▸ WHAT IS NEEDED
For each record that follows, give it back exactly, with no pictures included.

▸ DATA FOR THIS TASK
□ □ □ □ □

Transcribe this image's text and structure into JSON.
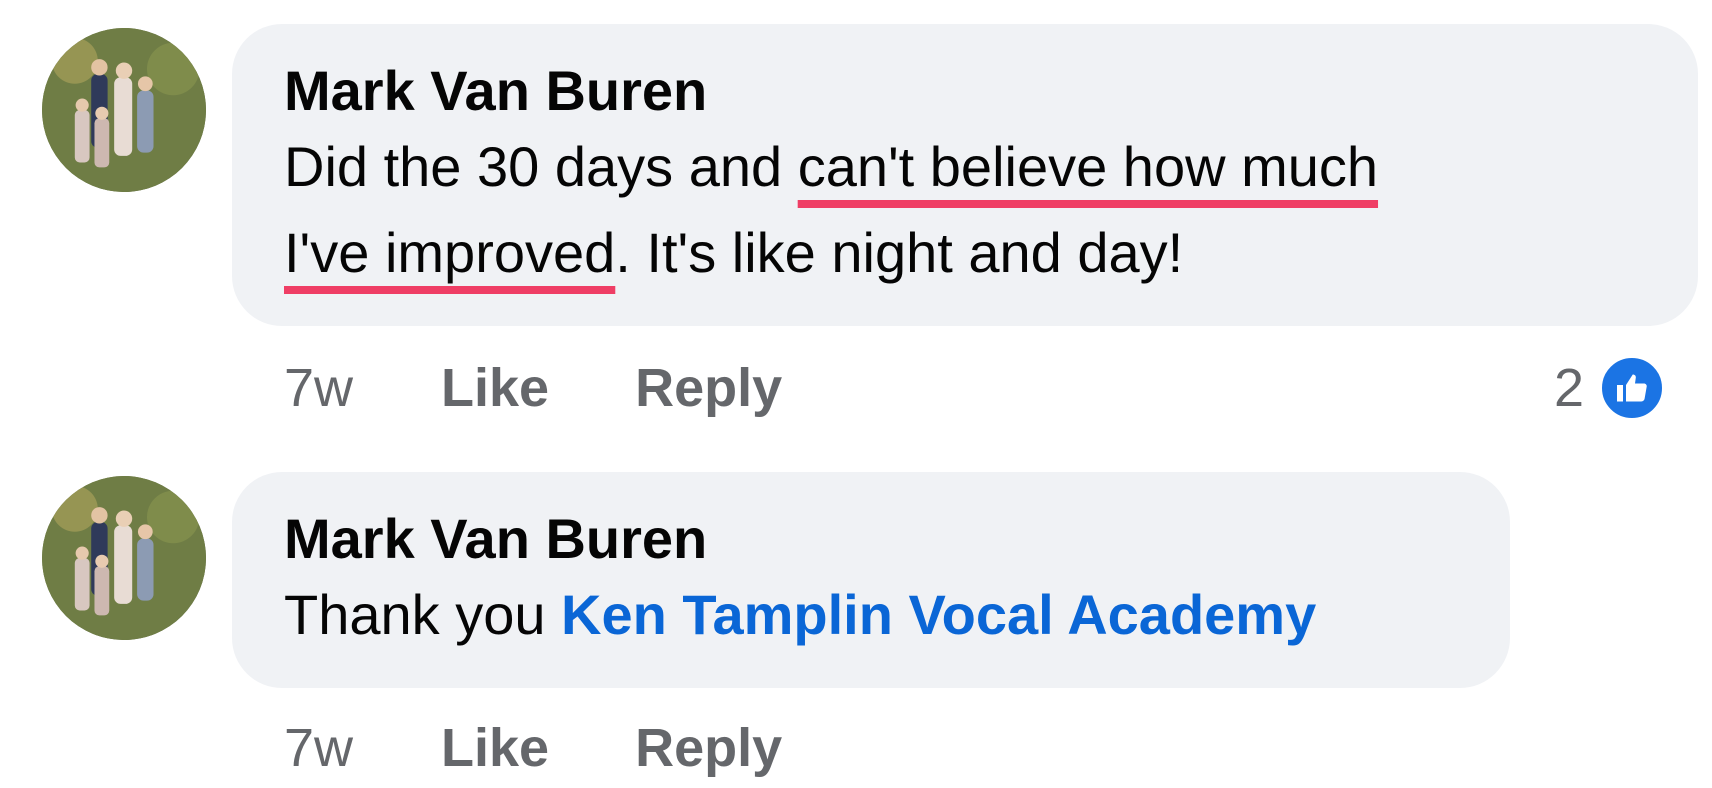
{
  "comments": [
    {
      "author": "Mark Van Buren",
      "text_before": "Did the 30 days and ",
      "text_highlight_1": "can't believe how much",
      "text_highlight_2": "I've improved",
      "text_after": ". It's like night and day!",
      "time": "7w",
      "like_label": "Like",
      "reply_label": "Reply",
      "reaction_count": "2",
      "reaction_icon": "thumbs-up-icon"
    },
    {
      "author": "Mark Van Buren",
      "text_before": "Thank you ",
      "mention": "Ken Tamplin Vocal Academy",
      "time": "7w",
      "like_label": "Like",
      "reply_label": "Reply"
    }
  ],
  "colors": {
    "bubble_bg": "#f0f2f5",
    "mention": "#0a66d6",
    "highlight_underline": "#ef3e65",
    "like_badge": "#1b74e4",
    "meta_text": "#65676b"
  }
}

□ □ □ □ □

▸ RESPONSE AREA
Transcribe this image's text and structure into JSON.
{
  "comments": [
    {
      "author": "Mark Van Buren",
      "text_before": "Did the 30 days and ",
      "text_highlight_1": "can't believe how much",
      "text_highlight_2": "I've improved",
      "text_after": ". It's like night and day!",
      "time": "7w",
      "like_label": "Like",
      "reply_label": "Reply",
      "reaction_count": "2",
      "reaction_icon": "thumbs-up-icon"
    },
    {
      "author": "Mark Van Buren",
      "text_before": "Thank you ",
      "mention": "Ken Tamplin Vocal Academy",
      "time": "7w",
      "like_label": "Like",
      "reply_label": "Reply"
    }
  ],
  "colors": {
    "bubble_bg": "#f0f2f5",
    "mention": "#0a66d6",
    "highlight_underline": "#ef3e65",
    "like_badge": "#1b74e4",
    "meta_text": "#65676b"
  }
}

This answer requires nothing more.